### Exercise instructions
Every line in the entries that holds the word "Deep" counts toward the answer, which should be a single number.
*** Records to use
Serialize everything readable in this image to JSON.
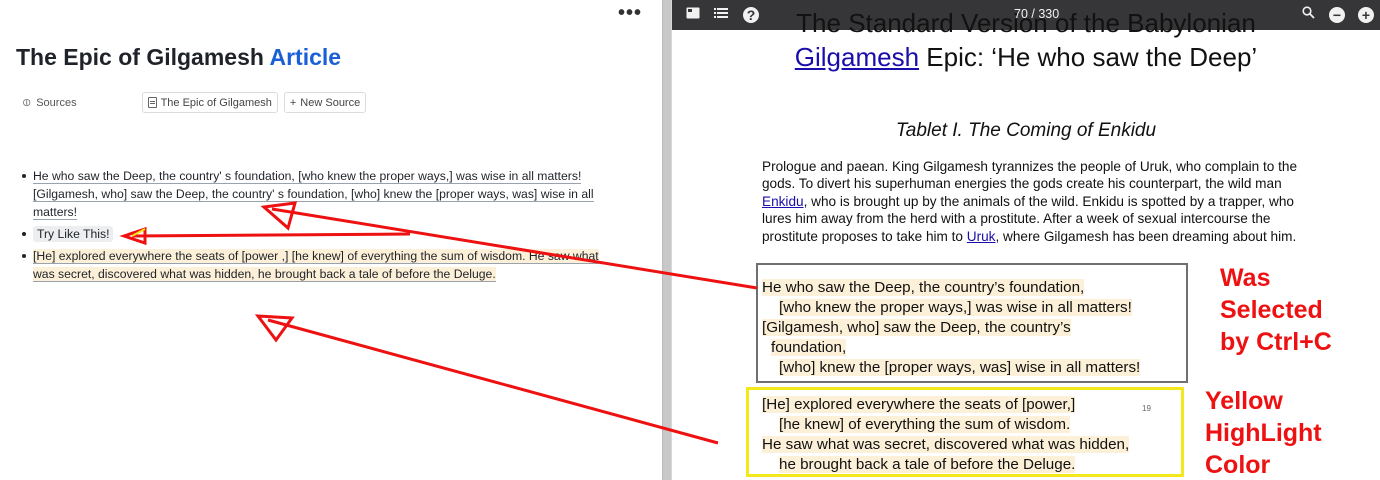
{
  "left_pane": {
    "more_label": "•••",
    "title_main": "The Epic of Gilgamesh",
    "title_accent": "Article",
    "sources_label": "Sources",
    "source_chip": "The Epic of Gilgamesh",
    "new_source_label": "New Source",
    "bullets": [
      "He who saw the Deep, the country' s foundation, [who knew the proper ways,] was wise in all matters! [Gilgamesh, who] saw the Deep, the country' s foundation, [who] knew the [proper ways, was] wise in all matters!",
      "Try Like This!",
      "[He] explored everywhere the seats of [power ,] [he knew] of everything the sum of wisdom. He saw what was secret, discovered what was hidden, he brought back a tale of before the Deluge."
    ]
  },
  "pdf_viewer": {
    "page_current": "70",
    "page_total": "330",
    "page_sep": "/",
    "title_cut": "The Standard Version of the Babylonian",
    "title_link": "Gilgamesh",
    "title_rest": " Epic: ‘He who saw the Deep’",
    "tablet_heading": "Tablet I. The Coming of Enkidu",
    "prologue_a": "Prologue and paean. King Gilgamesh tyrannizes the people of Uruk, who complain to the gods. To divert his superhuman energies the gods create his counterpart, the wild man ",
    "prologue_link1": "Enkidu",
    "prologue_b": ", who is brought up by the animals of the wild. Enkidu is spotted by a trapper, who lures him away from the herd with a prostitute. After a week of sexual intercourse the prostitute proposes to take him to ",
    "prologue_link2": "Uruk",
    "prologue_c": ", where Gilgamesh has been dreaming about him.",
    "selected_verse": [
      "He who saw the Deep, the country’s foundation,",
      "[who knew the proper ways,] was wise in all matters!",
      "[Gilgamesh, who] saw the Deep, the country’s",
      "foundation,",
      "[who] knew the [proper ways, was] wise in all matters!"
    ],
    "yellow_verse": [
      "[He] explored everywhere the seats of [power,]",
      "[he knew] of everything the sum of wisdom.",
      "He saw what was secret, discovered what was hidden,",
      "he brought back a tale of before the Deluge."
    ],
    "tiny_page_num": "19"
  },
  "annotations": {
    "selected_note": [
      "Was",
      "Selected",
      "by Ctrl+C"
    ],
    "yellow_note": [
      "Yellow",
      "HighLight",
      "Color"
    ]
  },
  "colors": {
    "highlight": "#fdf0d8",
    "annotation_red": "#ee1111",
    "yellow_box": "#f2e81c",
    "accent_blue": "#1a5fd6",
    "toolbar_bg": "#363638"
  }
}
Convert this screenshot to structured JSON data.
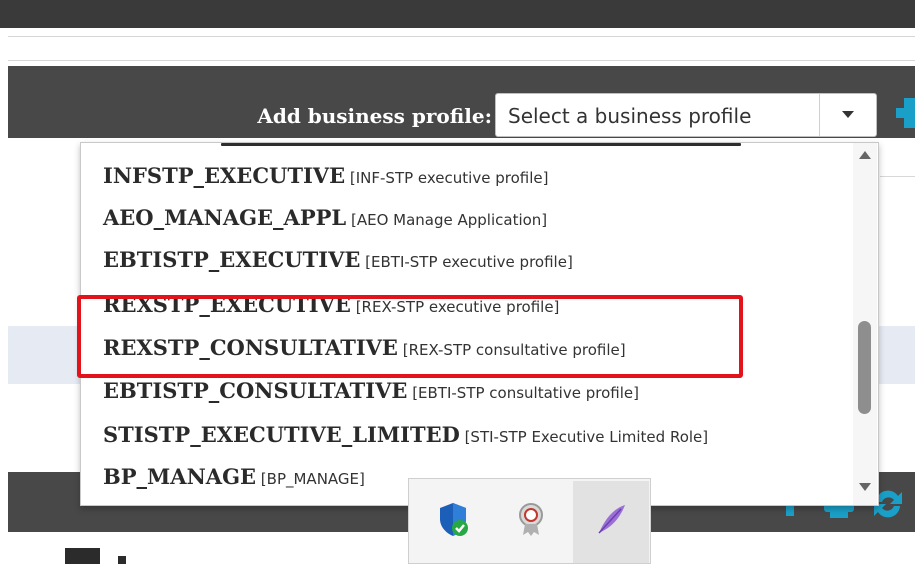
{
  "form": {
    "add_label": "Add business profile:",
    "select_placeholder": "Select a business profile"
  },
  "dropdown": {
    "options": [
      {
        "code": "INFSTP_EXECUTIVE",
        "desc": "[INF-STP executive profile]"
      },
      {
        "code": "AEO_MANAGE_APPL",
        "desc": "[AEO Manage Application]"
      },
      {
        "code": "EBTISTP_EXECUTIVE",
        "desc": "[EBTI-STP executive profile]"
      },
      {
        "code": "REXSTP_EXECUTIVE",
        "desc": "[REX-STP executive profile]"
      },
      {
        "code": "REXSTP_CONSULTATIVE",
        "desc": "[REX-STP consultative profile]"
      },
      {
        "code": "EBTISTP_CONSULTATIVE",
        "desc": "[EBTI-STP consultative profile]"
      },
      {
        "code": "STISTP_EXECUTIVE_LIMITED",
        "desc": "[STI-STP Executive Limited Role]"
      },
      {
        "code": "BP_MANAGE",
        "desc": "[BP_MANAGE]"
      }
    ],
    "highlighted_options": [
      "REXSTP_EXECUTIVE",
      "REXSTP_CONSULTATIVE"
    ]
  },
  "tray_icons": [
    "security-shield-icon",
    "certificate-badge-icon",
    "feather-quill-icon"
  ],
  "colors": {
    "header_band": "#484848",
    "highlight_border": "#e2131b",
    "accent_teal": "#1aa0c8"
  }
}
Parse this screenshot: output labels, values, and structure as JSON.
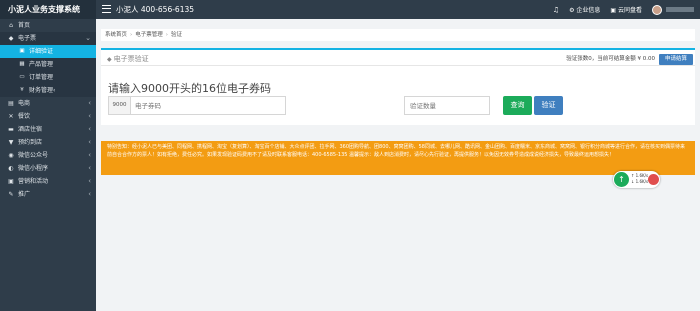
{
  "app": {
    "brand": "小泥人业务支撑系统",
    "hotline": "小泥人 400-656-6135"
  },
  "topbar": {
    "enterprise": "企业信息",
    "cloud": "云同盘看"
  },
  "sidebar": {
    "items": [
      {
        "icon": "home-icon",
        "glyph": "⌂",
        "label": "首页"
      },
      {
        "icon": "ticket-icon",
        "glyph": "◆",
        "label": "电子票",
        "open": true
      },
      {
        "icon": "shop-icon",
        "glyph": "▤",
        "label": "电商"
      },
      {
        "icon": "food-icon",
        "glyph": "✕",
        "label": "餐饮"
      },
      {
        "icon": "hotel-icon",
        "glyph": "▬",
        "label": "酒店住宿"
      },
      {
        "icon": "store-icon",
        "glyph": "▼",
        "label": "预约到店"
      },
      {
        "icon": "wechat-icon",
        "glyph": "◉",
        "label": "微信公众号"
      },
      {
        "icon": "mini-program-icon",
        "glyph": "◐",
        "label": "微信小程序"
      },
      {
        "icon": "marketing-icon",
        "glyph": "▣",
        "label": "营销和活动"
      },
      {
        "icon": "promotion-icon",
        "glyph": "✎",
        "label": "推广"
      }
    ],
    "sub_items": [
      {
        "icon": "verify-icon",
        "glyph": "▣",
        "label": "详细验证",
        "active": true
      },
      {
        "icon": "product-icon",
        "glyph": "▦",
        "label": "产品管理"
      },
      {
        "icon": "order-icon",
        "glyph": "▭",
        "label": "订单管理"
      },
      {
        "icon": "finance-icon",
        "glyph": "¥",
        "label": "财务管理"
      }
    ]
  },
  "breadcrumb": [
    "系统首页",
    "电子票管理",
    "验证"
  ],
  "panel": {
    "title": "电子票验证",
    "stats": "验证张数0，当前可结算金额 ¥ 0.00",
    "apply_label": "申请结算",
    "heading": "请输入9000开头的16位电子券码",
    "prefix": "9000",
    "code_placeholder": "电子券码",
    "qty_placeholder": "验证数量",
    "query_label": "查询",
    "verify_label": "验证"
  },
  "notice": {
    "text": "特别告知：经小泥人已与美团、同程网、携程网、淘宝（复划算）、淘宝百个店铺、大众点评团、拉手网、360团购导航、团800、窝窝团购、58同城、去哪儿网、酷讯网、金山团购、百度糯米、京东商城、窝窝网、银行积分商城等进行合作，请在核买到偶票待来前自合合作方的票人！如有拒绝，费任必究。如果发现验证码费用不了请及时联系客服电话：400-6585-135 温馨提示：敌人到店消费时，请尽心先行验证，再提供服务！以免因无效券号造成成说经济损失，导致最终运用想损失！"
  },
  "widget": {
    "up": "↑ 1.6K/s",
    "down": "↓ 1.6K/s",
    "colors": {
      "green": "#1cab5a",
      "red": "#e04e4e"
    }
  },
  "colors": {
    "accent": "#14b3e3",
    "primary": "#3f7fbf",
    "success": "#1cab5a",
    "warning": "#f39c12",
    "sidebar": "#2f3d4a"
  }
}
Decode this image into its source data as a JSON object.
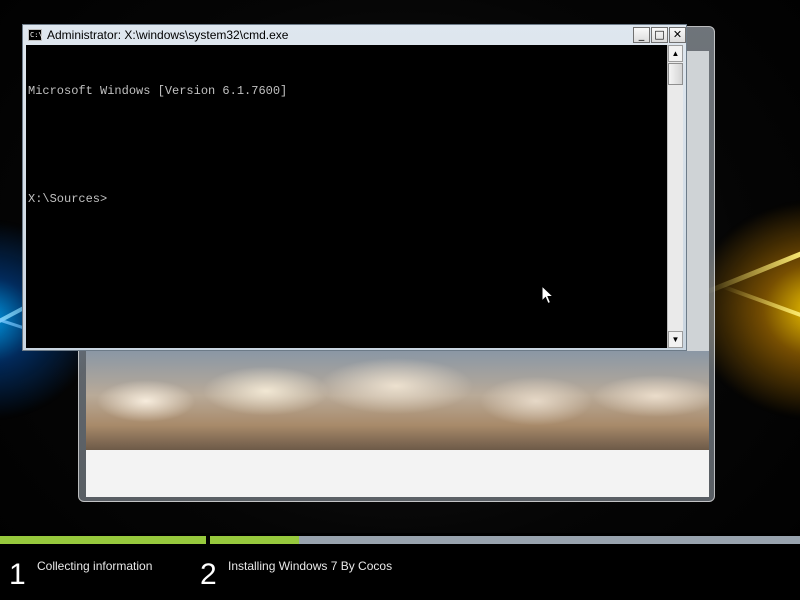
{
  "cmd_window": {
    "title": "Administrator: X:\\windows\\system32\\cmd.exe",
    "icon": "cmd-icon",
    "icon_glyph": "C:\\",
    "buttons": {
      "minimize_glyph": "_",
      "maximize_glyph": "□",
      "close_glyph": "✕"
    },
    "console_lines": [
      "Microsoft Windows [Version 6.1.7600]",
      "",
      "X:\\Sources>"
    ],
    "scrollbar": {
      "up_glyph": "▲",
      "down_glyph": "▼"
    }
  },
  "setup": {
    "progress": [
      {
        "step": 1,
        "fill_fraction": 1.0
      },
      {
        "step": 2,
        "fill_fraction": 0.15
      }
    ],
    "steps": [
      {
        "number": "1",
        "label": "Collecting information"
      },
      {
        "number": "2",
        "label": "Installing Windows 7 By Cocos"
      }
    ],
    "colors": {
      "progress_fill": "#97c93d",
      "progress_track": "#98a3ae"
    }
  },
  "cursor": {
    "icon": "arrow-cursor-icon"
  }
}
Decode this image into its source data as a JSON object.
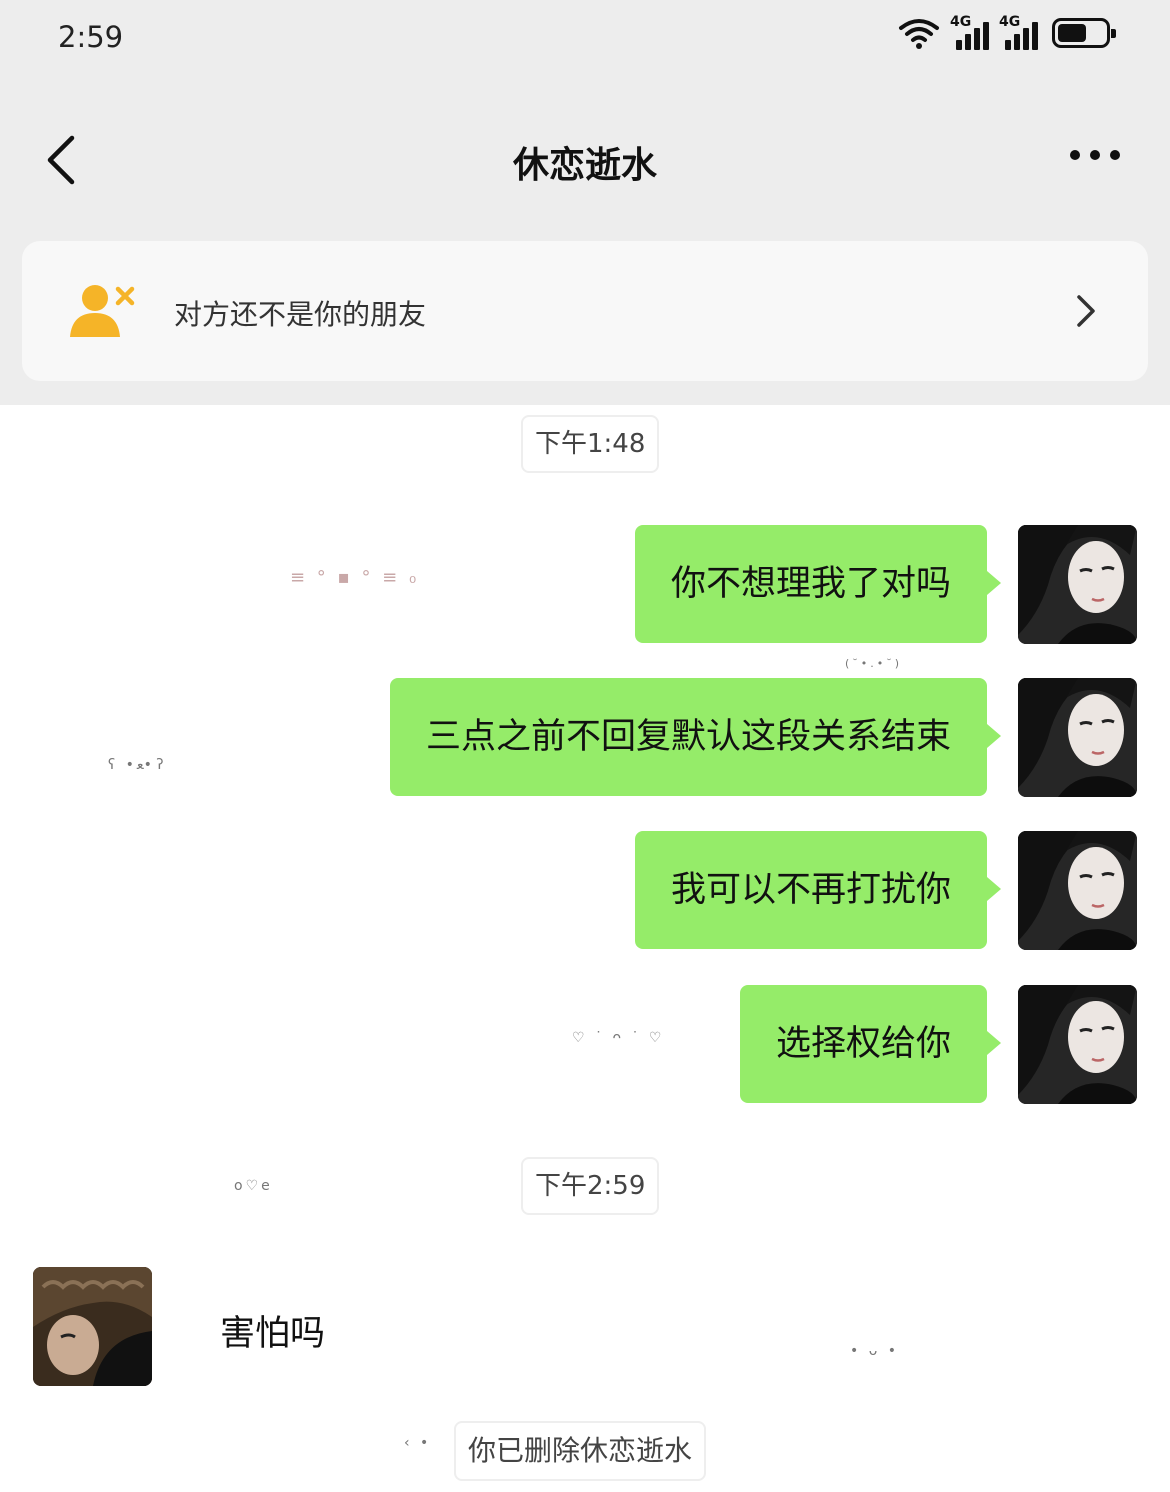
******
### Exercise output
4